Madonna writes books because, she said, everything out there is so vapid and vacant. She may as well have said, "I really have absolutely no understanding of children's literature." And yet, she is published.

Ban them all. The actors, the singers, the politicians, the football players (if Terrel Owens gets a kid's book published, I think I will pop a vein).

If they care about children's literacy, they should be doing what you are doing, Mother Reader, pointing people in the direction of GREAT BOOKS.

Jennifer said...

Yes, please. Let Julie Andrews in.

And what about "celebrity" journalists? Mike Lupica, for one?

Anonymous said...
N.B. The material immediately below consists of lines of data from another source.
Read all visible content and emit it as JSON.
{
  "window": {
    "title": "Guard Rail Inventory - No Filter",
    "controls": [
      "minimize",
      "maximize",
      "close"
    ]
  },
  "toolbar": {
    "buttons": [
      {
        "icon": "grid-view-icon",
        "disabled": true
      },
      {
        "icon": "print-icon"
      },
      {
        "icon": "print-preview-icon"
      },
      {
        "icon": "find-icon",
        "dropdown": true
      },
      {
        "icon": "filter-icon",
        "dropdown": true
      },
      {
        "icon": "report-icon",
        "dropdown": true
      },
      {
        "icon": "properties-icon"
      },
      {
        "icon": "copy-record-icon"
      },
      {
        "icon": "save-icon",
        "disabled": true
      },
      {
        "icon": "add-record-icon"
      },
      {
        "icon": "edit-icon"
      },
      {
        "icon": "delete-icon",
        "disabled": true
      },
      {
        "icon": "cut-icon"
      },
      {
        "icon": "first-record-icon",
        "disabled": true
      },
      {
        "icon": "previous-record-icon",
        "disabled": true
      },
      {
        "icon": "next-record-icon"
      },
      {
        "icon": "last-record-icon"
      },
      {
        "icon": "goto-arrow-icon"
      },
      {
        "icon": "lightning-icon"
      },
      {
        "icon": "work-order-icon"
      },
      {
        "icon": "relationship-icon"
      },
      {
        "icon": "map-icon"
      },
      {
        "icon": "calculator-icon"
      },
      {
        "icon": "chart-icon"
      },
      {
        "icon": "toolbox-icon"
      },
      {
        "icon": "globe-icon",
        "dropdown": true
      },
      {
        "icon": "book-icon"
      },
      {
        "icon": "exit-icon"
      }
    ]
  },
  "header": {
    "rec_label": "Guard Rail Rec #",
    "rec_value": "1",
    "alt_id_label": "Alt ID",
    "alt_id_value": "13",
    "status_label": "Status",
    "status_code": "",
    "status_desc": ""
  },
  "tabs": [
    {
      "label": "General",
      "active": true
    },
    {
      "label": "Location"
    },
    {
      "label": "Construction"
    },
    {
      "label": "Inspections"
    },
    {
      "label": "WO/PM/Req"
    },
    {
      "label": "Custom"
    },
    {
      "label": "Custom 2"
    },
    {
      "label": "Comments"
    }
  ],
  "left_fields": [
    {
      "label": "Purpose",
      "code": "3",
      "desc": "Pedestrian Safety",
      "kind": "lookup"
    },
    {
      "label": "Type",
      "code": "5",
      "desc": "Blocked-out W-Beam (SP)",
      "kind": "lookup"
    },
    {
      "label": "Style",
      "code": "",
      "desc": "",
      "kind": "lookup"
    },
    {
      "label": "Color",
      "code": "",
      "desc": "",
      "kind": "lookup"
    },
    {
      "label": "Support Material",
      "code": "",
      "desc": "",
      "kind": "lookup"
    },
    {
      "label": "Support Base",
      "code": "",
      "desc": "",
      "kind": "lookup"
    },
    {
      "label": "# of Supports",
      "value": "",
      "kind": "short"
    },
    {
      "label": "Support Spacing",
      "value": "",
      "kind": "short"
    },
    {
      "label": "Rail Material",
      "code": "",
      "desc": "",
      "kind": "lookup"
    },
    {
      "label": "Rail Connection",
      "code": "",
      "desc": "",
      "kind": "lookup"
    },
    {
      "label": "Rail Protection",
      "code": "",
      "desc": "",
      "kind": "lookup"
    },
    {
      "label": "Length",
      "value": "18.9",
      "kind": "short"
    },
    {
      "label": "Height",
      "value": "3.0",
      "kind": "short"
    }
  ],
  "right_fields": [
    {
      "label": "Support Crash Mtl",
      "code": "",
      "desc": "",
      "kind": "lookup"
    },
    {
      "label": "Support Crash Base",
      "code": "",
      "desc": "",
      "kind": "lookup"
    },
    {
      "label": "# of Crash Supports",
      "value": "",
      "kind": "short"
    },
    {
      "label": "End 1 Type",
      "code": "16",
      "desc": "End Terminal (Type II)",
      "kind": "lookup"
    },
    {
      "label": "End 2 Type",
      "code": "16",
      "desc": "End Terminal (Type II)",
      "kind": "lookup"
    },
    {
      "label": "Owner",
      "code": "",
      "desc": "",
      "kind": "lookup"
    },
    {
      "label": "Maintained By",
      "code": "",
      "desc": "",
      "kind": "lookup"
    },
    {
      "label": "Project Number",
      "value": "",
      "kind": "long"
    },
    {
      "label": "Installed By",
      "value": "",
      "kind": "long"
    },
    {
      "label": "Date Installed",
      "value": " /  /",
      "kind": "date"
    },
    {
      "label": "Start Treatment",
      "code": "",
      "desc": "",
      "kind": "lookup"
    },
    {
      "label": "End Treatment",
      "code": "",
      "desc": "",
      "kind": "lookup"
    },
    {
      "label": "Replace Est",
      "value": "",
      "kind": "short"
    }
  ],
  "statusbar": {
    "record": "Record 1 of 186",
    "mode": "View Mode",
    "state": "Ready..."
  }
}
Wow, Curmudgeon. You're not taking into account that many actors start out doing musical theatre (for example) but become *known* for a role in a straight play, movie, etc. Unless you know an actor's/singer's/etc. resume, don't assume they're moving into uncharted territory just because you have never heard (or seen) them sing/act/dance before.

As for celebrity authors, I think
what Gail Gauthier said on her blog
makes a lot of sense. I also think Julie Andrews 1) should be excluded and 2) needs to start writing middle-grade novels like Whangdoogle again. Those are what she does best, in my not-so-humble opinion. I also think that Jamie Curtis may have gotten her first book published based on her name, but that she's proven herself worth publishing, celebrity status notwithstanding. I can't comment on Lithgow, since I haven't read his, or on Madonna, since I refuse to read hers.

Liz B said...

Since Julie Andrews published Mandy and Whangdoodle as Julie Edwards (and I don't think the jacket identified her as JA), can she be let in under the didn't really use her name exception?

Rachel B. said...

Sad to say, but Pam Anderson did get a book deal-- two, in fact: Star and Star Struck.

Fortunately, they're not intended for kids. Or, y'know, the literate.

I am totally joining BACA.